Kightlinger: Yes. I know for sure the character of Bobby P., who’s played by Jeremy Kramer, was inspired by this time I was out with my ex-boyfriend Jack Black. People would fall all over themselves to meet him. So we were out having dinner and this semi-big director came over and introduced himself with his credits. But his big credit was a sequel to something. So now the character of Bobby P. says, “Hi, I’m Bobby P., 'Cat Demon II.'”
TVGuide.com: Was it difficult producing, writing and starring in Jackie Woodman, while also being a series regular on Lucky Louie?
Kightlinger: No, not really. The schedule for Jackie Woodman started like a week after Lucky Louie, so it worked out pretty well.
TVGuide.com: HBO constantly runs the Lucky Louie clip of you slapping a ham and talking dirty to it. How do feel about that being used as a marketing tool?
Kightlinger: I think it’s kind of funny.
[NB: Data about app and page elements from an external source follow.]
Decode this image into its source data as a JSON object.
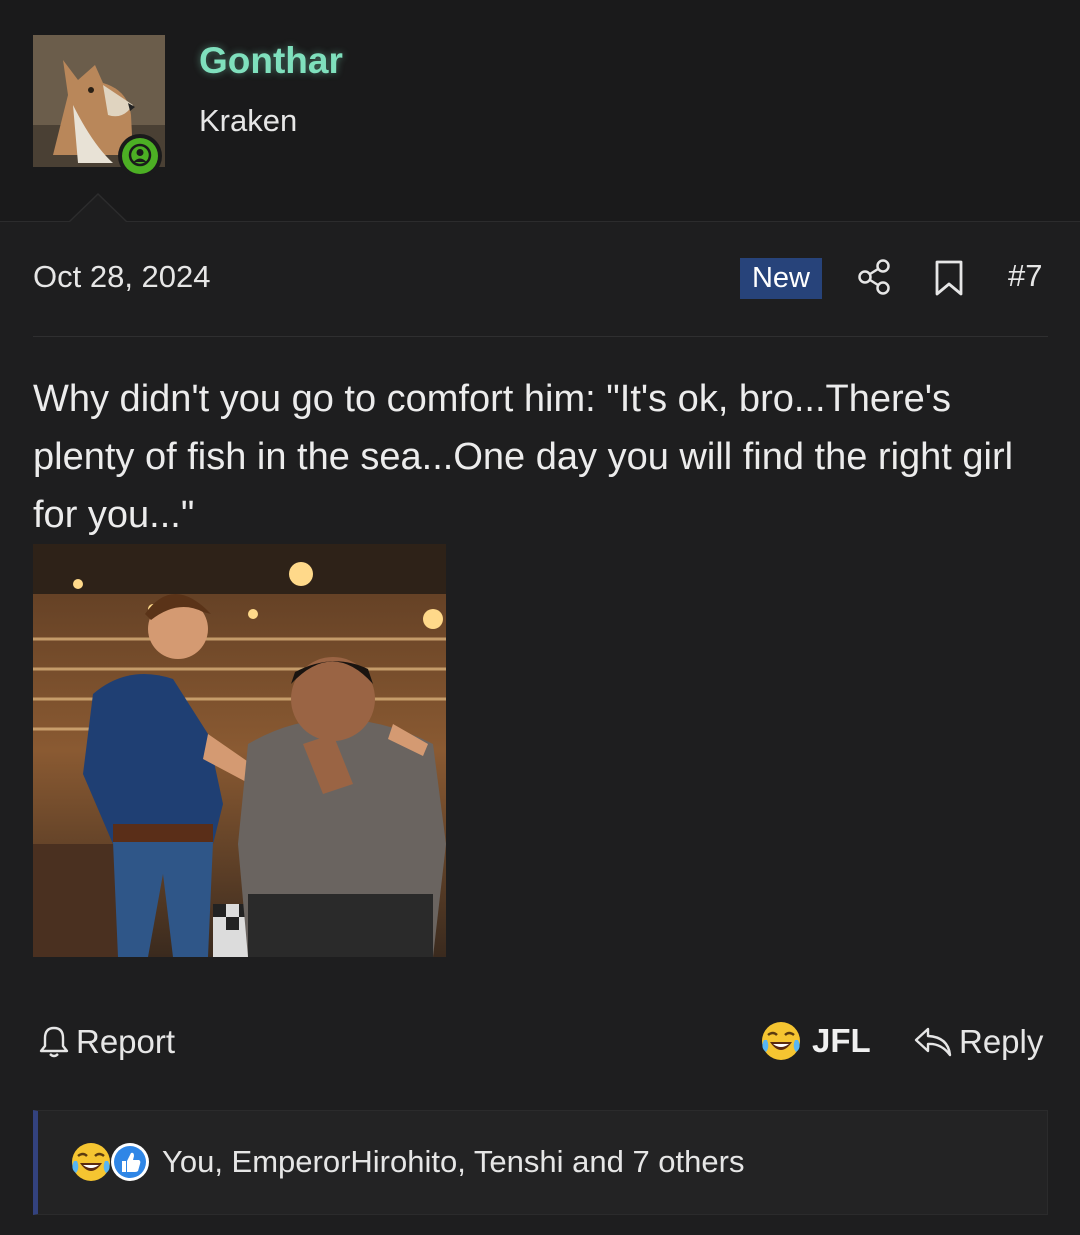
{
  "user": {
    "name": "Gonthar",
    "title": "Kraken",
    "avatar_icon": "wolf-avatar",
    "online_icon": "user-online-icon",
    "name_color": "#7fe0bd"
  },
  "post": {
    "date": "Oct 28, 2024",
    "new_label": "New",
    "number": "#7",
    "body": "Why didn't you go to comfort him: \"It's ok, bro...There's plenty of fish in the sea...One day you will find the right girl for you...\"",
    "image_icon": "restaurant-comfort-photo"
  },
  "actions": {
    "report_label": "Report",
    "jfl_label": "JFL",
    "reply_label": "Reply"
  },
  "reactions": {
    "summary": "You, EmperorHirohito, Tenshi and 7 others",
    "icons": [
      "laughing-crying-emoji",
      "thumbs-up-icon"
    ]
  },
  "colors": {
    "background": "#1e1e1f",
    "header_bg": "#1a1a1b",
    "new_badge": "#27437a",
    "online_green": "#4caf24",
    "reaction_border": "#33427e"
  }
}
I’m never noticed or recognized, but a week after that came out I was in a supermarket and a guy yells out, “Hey, you were spanking the meat!”
TVGuide.com: Sounds like you’ve got a fan. Did you re-enact the scene for him?
Kightlinger: No, I did not, but I was a bit embarrassed. He recognized me from the show, but the people around who didn’t must have thought something filthy was going on.
TVGuide.com: You were a writer and producer for Will & Grace. Do you ever miss it?
Kightlinger: I do miss it. It really was the best job I’ve ever had. It was also the longest job I’ve ever had — seven years. Every job I had up to that point I was fired from, so I was very thankful to be there.
TVGuide.com: What were some of your more interesting firings?
Kightlinger: Well, my very first job was at Ponderosa Steakhouse. I got fired from that, and all I had to do was take buns out of the oven and put them on a plate. But on all-you-can-eat nights, it just got too crazy trying to feed everybody.
T Guide.com: So you couldn’t put buns on plates fast enough?Kightlinger: I don’t know. I was just uncoordinated and it was more pressure than I could handle.
TVGuide.com: Were you ever fired from any show business jobs?
Kightlinger: I got fired from my first acting job. Roseanne and Tom [Arnold] were sweet enough to bring me out from New York to L.A. Tom had this new sitcom where I was to play his wife, and we had four kids and lived in a trailer. At the time, I was 23 and they had seen me do stand-up on Comedy Central. So the director gave me a lot of activities, because he was worried about me not being able to act and look like a mom of four. One of the things he asked me to do was check the roast, but I had never cooked before. In fact, I used to store my shoes in the oven in New York. So when he asked me to check the roast, I had no idea what to do. I said, “It looks good” and he yells, “Get a fork and check the roast!” So I got fired from that. Luckily, they were nice enough to give me a job writing for Roseanne after that.
TV Guide.com: Speaking of writing, your book Quick Shots of False Hope is being adapted for a feature film. I came across an interesting review from a Donna Croughen from Chapel Hill, North Carolina. She wrote, “Great book! A seminal work by a first-time author. Plus, I loved Laura in Mulholland Drive, but she needs to know that she doesn't have to take her shirt off if she wants to get movie parts.” Considering you weren’t in Mulholland Drive, what is your response to that evaluation?
Kightlinger: God bless Donna in Chapel Hill! She thinks I’m Laura Elena Harring. On a good day, I guess I can look like her. But I like the first part of Donna’s evaluation and I actually do have my shirt off whenever I’m writing. So it’s kind of the same thing.